It must be tough on the other side of the world - small, far away, beautiful country, but limited human and physical resources to compete with much more central and bigger players. So why would you want to make a virtue out of a fact that is clearly detrimental to you.
A NZ winery is about to launch labelling with the carbon emissions on the label - 190 grams for a 125ml glass drunk in Australia, 140 grams in NZ and a higher one, as yet unstated, for the UK.
For me this brought that increasing surge of annoyance to the surface of exactly how much do producers, product developers, marketeers actually think about their carbon emissions.
Take electric cars - sure they push out less emissions from the exhaust, but what of the great big power station 100 miles away burning fossil fuels or the cost of getting rid of the batteries - reportedly more than making them in the first place. One guy I heard of recently was asked what he was going to do if he owned a flat and there was no plug in point for he new shiny electric car - move house was his answer. I don’t hear of anyone talking about the downstream effects or think through the full consequences and price of their actions.
Similarly in the wine industry. If we quickly dismantle the process by which a bottle of wine arrives in this country - a vineyard is planted, tendered and produces grapes (usually after 2nd or 3rd year harvest) - tractors, post drivers, materials, pickers to name but a few of the items involved.

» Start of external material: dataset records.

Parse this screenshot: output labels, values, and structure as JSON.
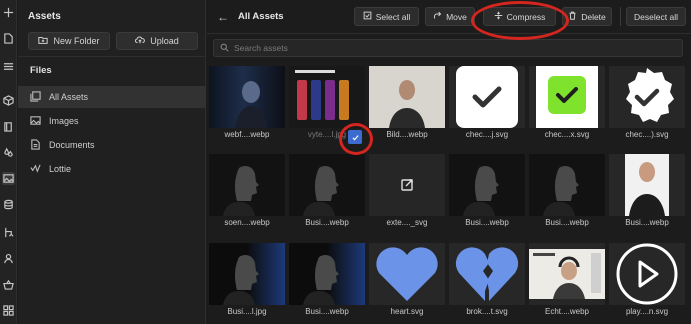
{
  "rail": [
    "plus-icon",
    "page-icon",
    "menu-icon",
    "cube-icon",
    "book-icon",
    "drops-icon",
    "image-icon",
    "database-icon",
    "flow-icon",
    "user-icon",
    "basket-icon",
    "apps-icon"
  ],
  "panel": {
    "title": "Assets",
    "new_folder": "New Folder",
    "upload": "Upload",
    "files_title": "Files",
    "nav": [
      {
        "label": "All Assets",
        "icon": "stack-icon",
        "active": true
      },
      {
        "label": "Images",
        "icon": "image-icon",
        "active": false
      },
      {
        "label": "Documents",
        "icon": "document-icon",
        "active": false
      },
      {
        "label": "Lottie",
        "icon": "lottie-icon",
        "active": false
      }
    ]
  },
  "main": {
    "title": "All Assets",
    "toolbar": {
      "select_all": "Select all",
      "move": "Move",
      "compress": "Compress",
      "delete": "Delete",
      "deselect_all": "Deselect all"
    },
    "search_placeholder": "Search assets",
    "assets": [
      {
        "name": "webf....webp",
        "kind": "photo-dark-profile",
        "selected": false
      },
      {
        "name": "vyte....l.jpg",
        "kind": "bottles",
        "selected": true
      },
      {
        "name": "Bild....webp",
        "kind": "photo-person-light",
        "selected": false
      },
      {
        "name": "chec....j.svg",
        "kind": "check-white",
        "selected": false
      },
      {
        "name": "chec....x.svg",
        "kind": "check-green",
        "selected": false
      },
      {
        "name": "chec....).svg",
        "kind": "check-badge",
        "selected": false
      },
      {
        "name": "soen....webp",
        "kind": "photo-profile",
        "selected": false
      },
      {
        "name": "Busi....webp",
        "kind": "photo-profile",
        "selected": false
      },
      {
        "name": "exte...._svg",
        "kind": "external",
        "selected": false
      },
      {
        "name": "Busi....webp",
        "kind": "photo-profile",
        "selected": false
      },
      {
        "name": "Busi....webp",
        "kind": "photo-profile",
        "selected": false
      },
      {
        "name": "Busi....webp",
        "kind": "photo-person-white",
        "selected": false
      },
      {
        "name": "Busi....l.jpg",
        "kind": "photo-profile-blue",
        "selected": false
      },
      {
        "name": "Busi....webp",
        "kind": "photo-profile-blue",
        "selected": false
      },
      {
        "name": "heart.svg",
        "kind": "heart",
        "selected": false
      },
      {
        "name": "brok....t.svg",
        "kind": "broken-heart",
        "selected": false
      },
      {
        "name": "Echt....webp",
        "kind": "webcam",
        "selected": false
      },
      {
        "name": "play....n.svg",
        "kind": "play",
        "selected": false
      }
    ]
  },
  "colors": {
    "accent_blue": "#3d6bd0",
    "annotation_red": "#d3261e",
    "check_green": "#7fe22c",
    "heart_blue": "#6b93e8"
  }
}
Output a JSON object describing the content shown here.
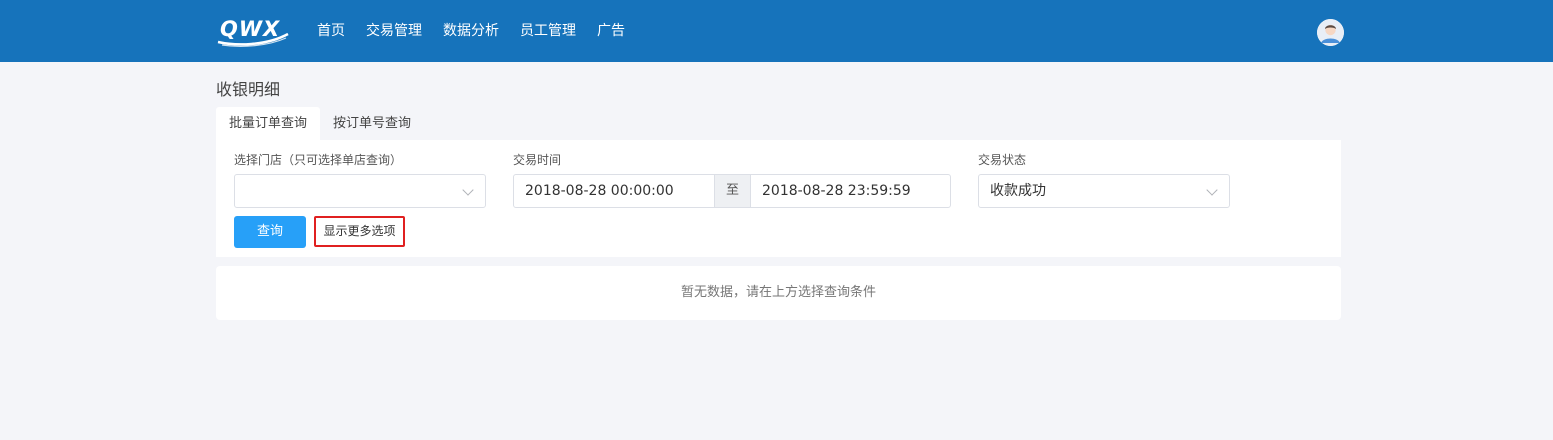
{
  "header": {
    "logo_text": "QWX",
    "nav": [
      "首页",
      "交易管理",
      "数据分析",
      "员工管理",
      "广告"
    ],
    "colors": {
      "bar": "#1673bb",
      "primary_button": "#27a0f8",
      "highlight_border": "#e02020"
    }
  },
  "page": {
    "title": "收银明细",
    "tabs": [
      "批量订单查询",
      "按订单号查询"
    ],
    "active_tab": "批量订单查询"
  },
  "filters": {
    "store": {
      "label": "选择门店（只可选择单店查询）",
      "value": ""
    },
    "time": {
      "label": "交易时间",
      "start": "2018-08-28 00:00:00",
      "separator": "至",
      "end": "2018-08-28 23:59:59"
    },
    "status": {
      "label": "交易状态",
      "value": "收款成功"
    }
  },
  "actions": {
    "query_label": "查询",
    "more_options_label": "显示更多选项"
  },
  "results": {
    "empty_message": "暂无数据，请在上方选择查询条件"
  }
}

Grapes move to the winery then crushed, kept under blankets of CO2 (for freshness - err aren’t we trying to reduce this?), racked or fined a few times and for white wines sent to bottling - all requiring power - where-ever it is conducted in the world, but here is the rub. As a NZ winery you put it into glass bottles, which you put into cardboard containers, then a large shipping one, shipped to the port and then 12,000 miles across the world.
But isn’t it the first law of logistics that you ship the goods to the closest place in the market to package, thereby saving large transportation costs?
Many a senior NZ wine figure has been quoted saying how bottling in NZ is the real goal of the industry - for ‘preservation of quality’.
Despite large claims about clean, green, sustainable product throughout the industry, they would rather bottle in NZ out of some vague idea that quality is some sort of pinnacled pyramid to be scaled by the poor unfortunate consumer.
Bizarre if you ask me - how can it make financial sense to ship tons of glass around the world. Why not ship it in bulk and bottle over here is a much more environmentally friendly lower CO2 emissions way of bottling wine. And with technology the way it is, there is no issue with quality - we know we bottle Italian wines in France!
So back to the guys putting CO2 per glass on the bottle - great but surely they are just defeating their own goals to sell wine - how is their product ever going to compare to a product shipped in bulk from NZ and bottled in the UK? It never is. If we are going green let’s go green and really think about it - reality is that we are a consumer society are we really going to accept that or not!
Kiwi winos ruin ozone layer!